I love the way this episode opened and closed, with the flash-forward to Ted telling the Mother “I love you” for the first time (wearing a slouchy gray knit hat, under her yellow umbrella, outside the movie theater because Wedding Bride III is sold out), and with Ted’s emergence onto a rainy street filled with yellow umbrella women—filled with possibilities. But you can’t just decide not to be in love with someone you’ve been keeping locked away in your heart for a rainy day. Right up until Robin left with her banker’s box, I thought they might take it back. And then Marshall pointedly refuses to declare the Ted-Robin bet over. “Not yet,” he says. For all that happened in this episode, for all that we were once again reminded that Robin isn’t the mother as we’ve known all along, for all that we know Lily wins this one, the door can’t close just because two people have a heart-to-heart, honest as they’re trying to be. Anymore than Barney saying that Robin closed the door on him makes it so.

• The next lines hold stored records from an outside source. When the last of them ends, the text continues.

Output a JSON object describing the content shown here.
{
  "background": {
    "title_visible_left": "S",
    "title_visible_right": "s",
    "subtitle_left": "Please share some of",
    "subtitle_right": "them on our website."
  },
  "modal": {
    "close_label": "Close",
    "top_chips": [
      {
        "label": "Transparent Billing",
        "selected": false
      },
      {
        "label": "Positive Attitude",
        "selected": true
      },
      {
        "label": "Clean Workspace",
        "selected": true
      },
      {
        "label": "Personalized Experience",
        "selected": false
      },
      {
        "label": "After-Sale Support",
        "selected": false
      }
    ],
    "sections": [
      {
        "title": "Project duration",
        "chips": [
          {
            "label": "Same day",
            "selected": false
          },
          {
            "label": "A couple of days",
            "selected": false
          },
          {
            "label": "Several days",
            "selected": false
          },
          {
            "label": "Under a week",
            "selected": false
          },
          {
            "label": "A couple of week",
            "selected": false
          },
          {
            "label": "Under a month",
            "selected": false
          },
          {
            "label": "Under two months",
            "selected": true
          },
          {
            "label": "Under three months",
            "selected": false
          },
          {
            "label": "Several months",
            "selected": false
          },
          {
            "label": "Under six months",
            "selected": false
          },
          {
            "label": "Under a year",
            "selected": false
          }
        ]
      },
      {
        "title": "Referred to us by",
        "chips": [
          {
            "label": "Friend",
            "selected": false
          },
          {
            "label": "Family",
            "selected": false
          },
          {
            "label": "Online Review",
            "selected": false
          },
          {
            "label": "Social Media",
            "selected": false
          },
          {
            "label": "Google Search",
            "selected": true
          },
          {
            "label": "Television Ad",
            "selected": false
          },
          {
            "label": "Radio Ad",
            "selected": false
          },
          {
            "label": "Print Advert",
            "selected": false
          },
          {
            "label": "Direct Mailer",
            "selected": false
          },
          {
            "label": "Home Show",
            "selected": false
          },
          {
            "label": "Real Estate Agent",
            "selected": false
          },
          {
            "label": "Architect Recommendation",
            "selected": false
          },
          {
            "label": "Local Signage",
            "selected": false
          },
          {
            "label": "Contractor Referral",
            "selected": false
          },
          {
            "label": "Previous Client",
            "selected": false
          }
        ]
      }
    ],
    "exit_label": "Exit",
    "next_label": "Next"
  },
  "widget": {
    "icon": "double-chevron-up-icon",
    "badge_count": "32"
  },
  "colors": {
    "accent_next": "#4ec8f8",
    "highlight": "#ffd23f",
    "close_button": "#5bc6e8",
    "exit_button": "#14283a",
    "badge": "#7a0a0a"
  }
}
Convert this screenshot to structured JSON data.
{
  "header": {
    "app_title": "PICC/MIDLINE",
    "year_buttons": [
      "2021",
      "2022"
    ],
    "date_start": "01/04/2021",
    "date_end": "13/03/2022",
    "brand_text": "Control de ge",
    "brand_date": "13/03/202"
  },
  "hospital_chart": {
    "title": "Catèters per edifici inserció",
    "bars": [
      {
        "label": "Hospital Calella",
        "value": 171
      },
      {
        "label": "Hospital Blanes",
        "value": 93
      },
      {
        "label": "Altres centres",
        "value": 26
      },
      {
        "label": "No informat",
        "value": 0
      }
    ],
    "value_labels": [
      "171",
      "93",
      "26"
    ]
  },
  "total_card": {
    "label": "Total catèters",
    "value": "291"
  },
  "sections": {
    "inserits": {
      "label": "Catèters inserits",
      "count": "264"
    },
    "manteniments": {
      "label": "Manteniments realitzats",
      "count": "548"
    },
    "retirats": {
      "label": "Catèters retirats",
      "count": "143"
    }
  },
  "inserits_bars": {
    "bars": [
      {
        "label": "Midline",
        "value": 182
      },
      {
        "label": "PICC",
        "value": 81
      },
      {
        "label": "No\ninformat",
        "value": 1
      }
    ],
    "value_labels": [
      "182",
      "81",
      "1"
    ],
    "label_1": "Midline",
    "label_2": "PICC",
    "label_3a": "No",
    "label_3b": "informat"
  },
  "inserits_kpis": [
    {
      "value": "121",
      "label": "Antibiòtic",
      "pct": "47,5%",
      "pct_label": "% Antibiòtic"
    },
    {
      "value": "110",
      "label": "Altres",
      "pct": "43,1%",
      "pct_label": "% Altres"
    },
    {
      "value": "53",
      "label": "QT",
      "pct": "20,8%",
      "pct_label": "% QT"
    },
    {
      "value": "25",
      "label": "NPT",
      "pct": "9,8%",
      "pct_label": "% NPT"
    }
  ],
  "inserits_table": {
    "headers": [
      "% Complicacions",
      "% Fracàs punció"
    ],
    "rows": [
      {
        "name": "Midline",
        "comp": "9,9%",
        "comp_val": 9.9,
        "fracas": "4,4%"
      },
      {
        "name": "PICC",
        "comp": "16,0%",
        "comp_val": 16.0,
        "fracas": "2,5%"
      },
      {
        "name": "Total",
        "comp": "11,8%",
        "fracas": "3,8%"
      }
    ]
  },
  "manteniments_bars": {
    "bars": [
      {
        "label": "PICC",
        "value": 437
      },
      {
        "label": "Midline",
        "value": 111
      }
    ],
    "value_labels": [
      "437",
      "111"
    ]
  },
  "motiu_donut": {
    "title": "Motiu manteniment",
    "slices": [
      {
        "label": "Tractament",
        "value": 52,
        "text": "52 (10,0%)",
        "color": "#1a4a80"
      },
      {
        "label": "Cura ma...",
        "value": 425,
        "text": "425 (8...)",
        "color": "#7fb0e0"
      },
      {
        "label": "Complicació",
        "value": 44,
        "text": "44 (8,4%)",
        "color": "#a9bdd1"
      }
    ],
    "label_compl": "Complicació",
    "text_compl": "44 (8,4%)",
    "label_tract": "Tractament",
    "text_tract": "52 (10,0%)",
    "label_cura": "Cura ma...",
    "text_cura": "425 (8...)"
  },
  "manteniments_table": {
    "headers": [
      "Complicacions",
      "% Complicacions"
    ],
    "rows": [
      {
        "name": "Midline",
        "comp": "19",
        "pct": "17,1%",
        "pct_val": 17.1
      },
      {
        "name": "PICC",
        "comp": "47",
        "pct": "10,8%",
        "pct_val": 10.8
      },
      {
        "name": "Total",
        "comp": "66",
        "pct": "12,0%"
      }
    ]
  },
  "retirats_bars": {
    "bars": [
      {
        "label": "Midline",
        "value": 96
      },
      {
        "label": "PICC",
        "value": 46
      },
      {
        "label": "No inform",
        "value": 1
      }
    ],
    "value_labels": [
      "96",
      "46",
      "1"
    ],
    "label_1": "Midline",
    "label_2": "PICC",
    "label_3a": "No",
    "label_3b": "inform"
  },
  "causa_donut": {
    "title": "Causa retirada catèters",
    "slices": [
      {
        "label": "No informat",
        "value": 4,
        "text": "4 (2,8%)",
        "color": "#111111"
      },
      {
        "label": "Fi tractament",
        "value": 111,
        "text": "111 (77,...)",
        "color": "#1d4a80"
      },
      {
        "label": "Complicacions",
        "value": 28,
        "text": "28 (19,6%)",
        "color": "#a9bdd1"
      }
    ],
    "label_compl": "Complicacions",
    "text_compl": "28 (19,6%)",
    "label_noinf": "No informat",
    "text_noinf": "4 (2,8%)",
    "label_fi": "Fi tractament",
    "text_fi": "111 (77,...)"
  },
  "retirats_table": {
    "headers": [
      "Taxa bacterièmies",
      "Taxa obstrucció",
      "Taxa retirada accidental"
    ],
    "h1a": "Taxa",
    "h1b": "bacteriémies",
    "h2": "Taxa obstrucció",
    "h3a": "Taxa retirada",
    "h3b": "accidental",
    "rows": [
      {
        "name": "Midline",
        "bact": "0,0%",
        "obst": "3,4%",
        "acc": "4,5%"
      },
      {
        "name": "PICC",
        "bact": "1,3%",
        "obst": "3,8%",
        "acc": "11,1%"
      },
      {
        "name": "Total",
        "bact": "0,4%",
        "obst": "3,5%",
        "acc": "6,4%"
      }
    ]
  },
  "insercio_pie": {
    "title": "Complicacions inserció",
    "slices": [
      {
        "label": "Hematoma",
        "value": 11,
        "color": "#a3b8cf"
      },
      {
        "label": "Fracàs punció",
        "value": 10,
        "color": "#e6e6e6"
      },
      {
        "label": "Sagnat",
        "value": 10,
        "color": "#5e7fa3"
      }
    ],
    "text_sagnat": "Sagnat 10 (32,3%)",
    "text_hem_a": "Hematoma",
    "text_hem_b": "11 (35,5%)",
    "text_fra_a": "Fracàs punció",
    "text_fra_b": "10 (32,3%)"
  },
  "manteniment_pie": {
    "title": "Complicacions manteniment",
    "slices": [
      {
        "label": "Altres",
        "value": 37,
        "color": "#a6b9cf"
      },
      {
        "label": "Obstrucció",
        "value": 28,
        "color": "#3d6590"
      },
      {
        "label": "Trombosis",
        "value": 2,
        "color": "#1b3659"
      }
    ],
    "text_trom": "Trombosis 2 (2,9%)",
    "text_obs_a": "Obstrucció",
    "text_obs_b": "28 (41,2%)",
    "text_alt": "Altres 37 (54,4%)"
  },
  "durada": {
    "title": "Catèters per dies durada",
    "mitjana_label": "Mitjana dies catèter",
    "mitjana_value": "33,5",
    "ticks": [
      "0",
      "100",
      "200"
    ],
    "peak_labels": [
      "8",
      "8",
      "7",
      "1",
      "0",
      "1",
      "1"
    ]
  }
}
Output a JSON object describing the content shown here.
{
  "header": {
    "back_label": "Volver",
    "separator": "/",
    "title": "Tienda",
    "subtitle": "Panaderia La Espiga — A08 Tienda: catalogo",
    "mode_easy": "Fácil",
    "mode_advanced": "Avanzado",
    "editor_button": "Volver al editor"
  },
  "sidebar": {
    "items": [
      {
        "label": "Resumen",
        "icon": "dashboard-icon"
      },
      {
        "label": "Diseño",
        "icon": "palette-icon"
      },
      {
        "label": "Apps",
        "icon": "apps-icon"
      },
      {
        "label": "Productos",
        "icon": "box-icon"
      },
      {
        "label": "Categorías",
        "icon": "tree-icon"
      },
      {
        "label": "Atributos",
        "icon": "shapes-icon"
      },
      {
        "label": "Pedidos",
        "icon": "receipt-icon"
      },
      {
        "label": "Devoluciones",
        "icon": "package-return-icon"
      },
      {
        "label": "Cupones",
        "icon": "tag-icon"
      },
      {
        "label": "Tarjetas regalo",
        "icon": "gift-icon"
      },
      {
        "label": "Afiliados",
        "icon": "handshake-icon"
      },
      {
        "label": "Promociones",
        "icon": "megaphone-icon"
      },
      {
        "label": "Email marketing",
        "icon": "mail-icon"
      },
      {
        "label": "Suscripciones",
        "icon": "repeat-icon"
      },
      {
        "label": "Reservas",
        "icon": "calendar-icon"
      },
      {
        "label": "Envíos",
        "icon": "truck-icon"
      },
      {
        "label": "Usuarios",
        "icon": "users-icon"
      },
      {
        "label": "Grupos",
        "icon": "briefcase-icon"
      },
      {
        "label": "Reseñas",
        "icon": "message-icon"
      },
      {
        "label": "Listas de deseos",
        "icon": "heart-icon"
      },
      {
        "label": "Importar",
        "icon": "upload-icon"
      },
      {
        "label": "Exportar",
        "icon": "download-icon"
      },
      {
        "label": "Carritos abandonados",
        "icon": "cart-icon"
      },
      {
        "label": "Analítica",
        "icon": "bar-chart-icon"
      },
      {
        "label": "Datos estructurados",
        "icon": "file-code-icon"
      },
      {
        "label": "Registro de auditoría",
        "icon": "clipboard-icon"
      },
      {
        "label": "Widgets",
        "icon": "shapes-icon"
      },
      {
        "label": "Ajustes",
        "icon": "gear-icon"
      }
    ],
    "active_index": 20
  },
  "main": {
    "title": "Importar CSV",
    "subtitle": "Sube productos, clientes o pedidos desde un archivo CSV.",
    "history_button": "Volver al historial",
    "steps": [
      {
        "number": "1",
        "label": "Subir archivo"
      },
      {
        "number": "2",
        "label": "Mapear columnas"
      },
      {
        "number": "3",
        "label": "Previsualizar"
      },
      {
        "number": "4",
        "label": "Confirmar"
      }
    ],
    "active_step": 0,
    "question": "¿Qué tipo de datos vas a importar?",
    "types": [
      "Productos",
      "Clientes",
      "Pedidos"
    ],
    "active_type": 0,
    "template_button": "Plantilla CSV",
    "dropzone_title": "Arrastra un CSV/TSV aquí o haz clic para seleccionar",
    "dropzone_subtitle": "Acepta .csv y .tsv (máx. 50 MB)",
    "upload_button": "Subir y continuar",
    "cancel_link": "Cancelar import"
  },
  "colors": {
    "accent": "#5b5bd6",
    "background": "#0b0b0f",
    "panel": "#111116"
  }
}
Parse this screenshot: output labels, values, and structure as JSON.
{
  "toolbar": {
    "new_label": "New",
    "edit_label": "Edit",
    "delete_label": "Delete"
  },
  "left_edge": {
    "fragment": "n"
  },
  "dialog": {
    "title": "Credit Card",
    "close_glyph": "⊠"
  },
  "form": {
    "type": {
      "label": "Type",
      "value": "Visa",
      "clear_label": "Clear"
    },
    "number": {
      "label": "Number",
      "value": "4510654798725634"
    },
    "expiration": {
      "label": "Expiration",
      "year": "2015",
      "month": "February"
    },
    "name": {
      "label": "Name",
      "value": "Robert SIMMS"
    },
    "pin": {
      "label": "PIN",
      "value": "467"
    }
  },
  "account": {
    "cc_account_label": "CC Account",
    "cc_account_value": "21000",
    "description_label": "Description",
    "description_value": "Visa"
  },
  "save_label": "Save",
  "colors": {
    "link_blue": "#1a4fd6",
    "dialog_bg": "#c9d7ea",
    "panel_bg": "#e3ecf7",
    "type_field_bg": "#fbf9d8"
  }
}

Stray observations:

  • Although “No Pressure” is a winner because of its bittersweetness, it also succeeds on the comedy front—maybe not up to the highest standards of this season, but a solid base hit. Best moments: Marshall confessing that Ted probably would have put together the Symphony of Illumination if it had been Marshall that needed cheering up (“You’re such a good friend, Ted!”); Lily wishing for some outside validation of her desirability better than Barney’s constant attentions (“He just wants to bang me; I want something real!”); Ted going momentarily full douche (“If you’ll excuse me, I have some sonnets to write!”); and Lily and Marshall’s aggressive embrace of bookmaking on their friends’ various failings (“New hobby!” Lily growls as Marshall sweeps the model airplane parts off the table).
  • How many of you had a “if we’re not married at 40” deal with somebody? Raise your hand and don’t make me feel like an idiot over here with my hand up.
  • Ted’s logic that they broke up because they were headed in different directions and couldn’t see themselves together in five years—and now “it’s five years later, and where are we?”—makes sense only if they’re able to ignore that where they are isn’t where they would have chosen for themselves, much more recently than five years ago.
  • Barney fleeing the bar to go back to Long Island in search of the sex tape is a little masterpiece of physical comedy, especially since he careens right over the neighboring table in his haste.
  • Speaking of the sex tape, I’m not sure that the VHS tape Barney’s cleaning team finds (“To the outmoded viewing device!”) could be it, given the model of camcorder we see Marshall holding as he protests that he’s been starving himself for a week to get camera-ready. “You had a bear claw for breakfast!” Lily retorts. “Yeah—a bear claw,” Marshall explains.